Dataset rows for apps and sites:

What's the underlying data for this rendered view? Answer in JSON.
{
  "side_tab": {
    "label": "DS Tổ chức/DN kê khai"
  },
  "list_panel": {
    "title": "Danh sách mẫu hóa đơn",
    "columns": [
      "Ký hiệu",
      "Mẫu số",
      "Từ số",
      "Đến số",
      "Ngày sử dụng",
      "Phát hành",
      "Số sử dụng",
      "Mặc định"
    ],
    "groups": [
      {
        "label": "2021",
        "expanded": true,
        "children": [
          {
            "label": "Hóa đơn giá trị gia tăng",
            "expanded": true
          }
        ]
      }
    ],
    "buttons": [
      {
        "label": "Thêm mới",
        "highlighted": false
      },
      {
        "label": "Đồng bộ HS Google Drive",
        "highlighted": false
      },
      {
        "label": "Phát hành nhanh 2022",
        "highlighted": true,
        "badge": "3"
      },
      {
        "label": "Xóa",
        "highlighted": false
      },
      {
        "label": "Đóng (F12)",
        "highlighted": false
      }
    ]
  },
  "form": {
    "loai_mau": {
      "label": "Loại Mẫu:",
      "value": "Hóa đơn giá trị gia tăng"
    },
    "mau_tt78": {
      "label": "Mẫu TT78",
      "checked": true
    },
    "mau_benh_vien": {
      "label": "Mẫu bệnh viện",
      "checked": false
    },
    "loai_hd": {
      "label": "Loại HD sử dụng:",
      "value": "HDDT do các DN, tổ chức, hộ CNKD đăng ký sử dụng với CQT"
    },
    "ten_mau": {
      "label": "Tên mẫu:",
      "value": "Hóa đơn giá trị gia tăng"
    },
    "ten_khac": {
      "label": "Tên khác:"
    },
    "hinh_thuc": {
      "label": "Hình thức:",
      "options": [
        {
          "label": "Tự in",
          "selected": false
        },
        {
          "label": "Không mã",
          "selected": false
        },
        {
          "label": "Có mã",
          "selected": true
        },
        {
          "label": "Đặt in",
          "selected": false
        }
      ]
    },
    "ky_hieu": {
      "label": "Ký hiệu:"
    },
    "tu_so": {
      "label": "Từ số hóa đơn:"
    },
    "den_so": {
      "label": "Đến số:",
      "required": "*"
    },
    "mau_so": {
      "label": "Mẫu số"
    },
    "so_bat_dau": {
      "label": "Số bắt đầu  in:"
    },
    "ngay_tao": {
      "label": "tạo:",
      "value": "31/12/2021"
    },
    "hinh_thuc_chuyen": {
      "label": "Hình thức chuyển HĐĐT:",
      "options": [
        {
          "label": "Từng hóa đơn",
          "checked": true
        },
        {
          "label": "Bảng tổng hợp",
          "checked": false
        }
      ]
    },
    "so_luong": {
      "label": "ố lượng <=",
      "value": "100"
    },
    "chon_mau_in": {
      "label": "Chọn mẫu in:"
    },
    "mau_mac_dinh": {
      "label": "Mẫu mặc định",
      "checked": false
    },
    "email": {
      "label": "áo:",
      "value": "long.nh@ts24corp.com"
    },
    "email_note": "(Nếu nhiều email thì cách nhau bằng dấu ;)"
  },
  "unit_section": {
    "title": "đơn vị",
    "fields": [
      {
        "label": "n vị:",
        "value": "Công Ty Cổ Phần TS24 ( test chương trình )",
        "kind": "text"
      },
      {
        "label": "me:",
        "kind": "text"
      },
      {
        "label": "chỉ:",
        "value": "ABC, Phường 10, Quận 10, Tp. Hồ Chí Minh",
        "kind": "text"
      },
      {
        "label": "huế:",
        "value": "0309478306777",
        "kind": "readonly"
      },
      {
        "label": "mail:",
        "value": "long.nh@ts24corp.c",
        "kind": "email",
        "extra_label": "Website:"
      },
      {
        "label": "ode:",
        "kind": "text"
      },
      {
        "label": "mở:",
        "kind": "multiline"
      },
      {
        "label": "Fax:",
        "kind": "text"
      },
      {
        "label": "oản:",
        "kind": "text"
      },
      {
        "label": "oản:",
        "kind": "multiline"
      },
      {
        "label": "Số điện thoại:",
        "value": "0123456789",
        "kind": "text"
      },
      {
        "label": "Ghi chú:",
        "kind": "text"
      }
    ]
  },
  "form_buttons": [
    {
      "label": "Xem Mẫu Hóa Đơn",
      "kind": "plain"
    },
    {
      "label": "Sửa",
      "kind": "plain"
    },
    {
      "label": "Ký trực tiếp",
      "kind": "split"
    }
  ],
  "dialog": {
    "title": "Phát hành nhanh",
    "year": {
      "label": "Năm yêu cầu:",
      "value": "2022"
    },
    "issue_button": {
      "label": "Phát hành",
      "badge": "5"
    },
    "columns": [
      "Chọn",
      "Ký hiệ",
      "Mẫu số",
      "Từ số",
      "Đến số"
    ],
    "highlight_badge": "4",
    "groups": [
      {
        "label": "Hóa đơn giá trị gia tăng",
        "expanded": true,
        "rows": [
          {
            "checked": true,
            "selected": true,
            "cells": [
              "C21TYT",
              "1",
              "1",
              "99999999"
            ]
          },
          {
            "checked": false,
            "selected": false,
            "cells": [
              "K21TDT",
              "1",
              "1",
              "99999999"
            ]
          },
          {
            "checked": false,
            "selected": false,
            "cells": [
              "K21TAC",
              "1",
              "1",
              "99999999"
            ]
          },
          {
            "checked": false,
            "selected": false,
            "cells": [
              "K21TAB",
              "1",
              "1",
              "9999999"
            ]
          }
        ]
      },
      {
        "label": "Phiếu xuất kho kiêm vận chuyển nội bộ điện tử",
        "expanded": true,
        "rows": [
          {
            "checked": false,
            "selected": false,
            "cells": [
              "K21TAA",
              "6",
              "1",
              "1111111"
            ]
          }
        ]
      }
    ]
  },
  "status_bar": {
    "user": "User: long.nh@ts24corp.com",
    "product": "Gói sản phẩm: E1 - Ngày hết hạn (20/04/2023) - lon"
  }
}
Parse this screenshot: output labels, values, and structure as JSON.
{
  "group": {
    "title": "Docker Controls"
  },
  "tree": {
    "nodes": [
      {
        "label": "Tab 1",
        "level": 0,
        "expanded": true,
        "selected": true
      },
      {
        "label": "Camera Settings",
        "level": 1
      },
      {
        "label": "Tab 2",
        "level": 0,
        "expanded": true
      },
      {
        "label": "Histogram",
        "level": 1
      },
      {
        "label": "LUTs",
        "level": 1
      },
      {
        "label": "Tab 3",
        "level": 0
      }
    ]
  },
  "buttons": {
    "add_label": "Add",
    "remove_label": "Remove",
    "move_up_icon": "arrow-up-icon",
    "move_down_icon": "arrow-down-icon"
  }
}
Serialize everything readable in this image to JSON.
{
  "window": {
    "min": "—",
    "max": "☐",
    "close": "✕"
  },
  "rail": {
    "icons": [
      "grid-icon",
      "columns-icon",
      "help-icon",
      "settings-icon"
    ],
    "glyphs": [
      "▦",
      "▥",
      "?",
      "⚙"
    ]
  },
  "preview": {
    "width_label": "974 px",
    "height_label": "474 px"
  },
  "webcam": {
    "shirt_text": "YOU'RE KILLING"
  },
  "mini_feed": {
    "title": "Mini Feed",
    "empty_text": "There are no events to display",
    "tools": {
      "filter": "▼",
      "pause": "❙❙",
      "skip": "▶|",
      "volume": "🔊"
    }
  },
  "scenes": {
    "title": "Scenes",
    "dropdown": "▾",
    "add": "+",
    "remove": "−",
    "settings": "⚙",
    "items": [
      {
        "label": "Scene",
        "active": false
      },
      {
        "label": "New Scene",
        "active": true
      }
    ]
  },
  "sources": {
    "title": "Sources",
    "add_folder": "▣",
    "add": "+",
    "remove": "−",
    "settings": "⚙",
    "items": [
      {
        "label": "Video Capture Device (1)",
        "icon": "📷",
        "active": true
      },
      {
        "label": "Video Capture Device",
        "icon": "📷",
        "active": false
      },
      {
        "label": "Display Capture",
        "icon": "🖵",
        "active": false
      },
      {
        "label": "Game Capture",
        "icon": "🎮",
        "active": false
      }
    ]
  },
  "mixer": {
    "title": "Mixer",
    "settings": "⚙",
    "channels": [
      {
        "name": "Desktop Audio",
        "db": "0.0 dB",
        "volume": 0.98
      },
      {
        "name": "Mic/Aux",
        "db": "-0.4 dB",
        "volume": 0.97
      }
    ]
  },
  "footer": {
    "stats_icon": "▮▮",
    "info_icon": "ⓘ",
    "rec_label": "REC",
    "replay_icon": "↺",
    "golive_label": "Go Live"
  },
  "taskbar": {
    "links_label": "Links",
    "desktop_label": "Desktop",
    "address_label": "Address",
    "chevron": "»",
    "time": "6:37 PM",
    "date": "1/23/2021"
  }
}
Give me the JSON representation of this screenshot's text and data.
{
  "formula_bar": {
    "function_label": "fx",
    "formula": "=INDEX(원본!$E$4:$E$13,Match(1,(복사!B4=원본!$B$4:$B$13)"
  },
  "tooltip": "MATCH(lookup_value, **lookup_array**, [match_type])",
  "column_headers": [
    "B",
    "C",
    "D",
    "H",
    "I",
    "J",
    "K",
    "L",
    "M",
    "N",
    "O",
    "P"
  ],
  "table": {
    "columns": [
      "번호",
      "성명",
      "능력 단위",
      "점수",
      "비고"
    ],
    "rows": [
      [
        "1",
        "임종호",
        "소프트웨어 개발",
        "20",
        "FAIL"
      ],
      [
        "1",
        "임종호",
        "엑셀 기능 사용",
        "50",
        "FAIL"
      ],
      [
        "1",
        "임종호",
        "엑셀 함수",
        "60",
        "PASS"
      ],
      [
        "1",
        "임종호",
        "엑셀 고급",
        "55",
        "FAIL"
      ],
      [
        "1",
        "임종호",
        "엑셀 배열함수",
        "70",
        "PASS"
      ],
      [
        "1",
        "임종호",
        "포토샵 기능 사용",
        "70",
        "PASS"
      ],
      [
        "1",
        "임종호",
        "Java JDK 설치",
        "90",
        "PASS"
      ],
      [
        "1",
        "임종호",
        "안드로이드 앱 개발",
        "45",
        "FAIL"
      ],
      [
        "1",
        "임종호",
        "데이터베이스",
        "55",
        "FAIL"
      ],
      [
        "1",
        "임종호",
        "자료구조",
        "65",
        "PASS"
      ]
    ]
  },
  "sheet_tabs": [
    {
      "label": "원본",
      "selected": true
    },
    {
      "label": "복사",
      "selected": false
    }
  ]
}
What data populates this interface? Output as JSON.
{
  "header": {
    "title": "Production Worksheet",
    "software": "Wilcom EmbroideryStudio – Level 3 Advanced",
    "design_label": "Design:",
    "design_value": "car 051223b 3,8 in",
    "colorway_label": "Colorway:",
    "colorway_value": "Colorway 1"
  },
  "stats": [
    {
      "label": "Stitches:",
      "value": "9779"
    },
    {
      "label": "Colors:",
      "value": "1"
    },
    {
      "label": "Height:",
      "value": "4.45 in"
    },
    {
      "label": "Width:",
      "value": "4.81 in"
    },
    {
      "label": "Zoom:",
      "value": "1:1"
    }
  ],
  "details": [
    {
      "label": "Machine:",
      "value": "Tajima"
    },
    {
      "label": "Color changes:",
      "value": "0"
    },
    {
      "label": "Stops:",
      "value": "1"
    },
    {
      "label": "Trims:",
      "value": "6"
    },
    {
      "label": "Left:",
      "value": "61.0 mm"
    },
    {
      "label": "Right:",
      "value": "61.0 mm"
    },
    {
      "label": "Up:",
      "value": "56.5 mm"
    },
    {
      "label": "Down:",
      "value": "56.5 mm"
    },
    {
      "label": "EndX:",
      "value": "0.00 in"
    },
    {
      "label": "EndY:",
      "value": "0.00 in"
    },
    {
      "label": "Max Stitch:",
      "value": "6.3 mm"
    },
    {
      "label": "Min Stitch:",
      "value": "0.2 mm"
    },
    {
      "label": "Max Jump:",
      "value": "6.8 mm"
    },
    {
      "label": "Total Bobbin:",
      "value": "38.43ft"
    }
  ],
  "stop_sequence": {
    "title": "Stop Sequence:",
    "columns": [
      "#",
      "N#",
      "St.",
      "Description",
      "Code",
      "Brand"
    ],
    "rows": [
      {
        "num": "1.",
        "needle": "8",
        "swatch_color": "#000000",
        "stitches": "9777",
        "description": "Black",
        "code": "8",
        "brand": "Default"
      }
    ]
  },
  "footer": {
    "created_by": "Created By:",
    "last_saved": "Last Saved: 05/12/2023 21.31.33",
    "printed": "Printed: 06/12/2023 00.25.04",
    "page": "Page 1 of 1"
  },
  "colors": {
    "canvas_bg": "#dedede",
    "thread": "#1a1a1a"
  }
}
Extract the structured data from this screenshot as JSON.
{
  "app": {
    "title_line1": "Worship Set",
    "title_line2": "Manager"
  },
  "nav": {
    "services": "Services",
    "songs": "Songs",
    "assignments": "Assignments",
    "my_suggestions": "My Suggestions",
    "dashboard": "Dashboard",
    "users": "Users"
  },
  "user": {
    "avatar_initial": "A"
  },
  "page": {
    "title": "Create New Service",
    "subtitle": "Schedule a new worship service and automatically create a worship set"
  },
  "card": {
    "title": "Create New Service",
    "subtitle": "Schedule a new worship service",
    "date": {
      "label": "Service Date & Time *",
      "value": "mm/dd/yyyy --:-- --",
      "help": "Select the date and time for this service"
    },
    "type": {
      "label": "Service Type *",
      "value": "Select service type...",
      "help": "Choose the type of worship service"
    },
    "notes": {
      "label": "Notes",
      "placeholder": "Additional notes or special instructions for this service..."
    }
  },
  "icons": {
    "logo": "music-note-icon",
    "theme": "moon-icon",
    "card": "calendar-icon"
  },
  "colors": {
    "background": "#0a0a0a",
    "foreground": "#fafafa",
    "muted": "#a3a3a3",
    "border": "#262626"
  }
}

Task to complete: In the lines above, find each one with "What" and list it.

Final answer:
What's the underlying data for this rendered view? Answer in JSON.
What data populates this interface? Output as JSON.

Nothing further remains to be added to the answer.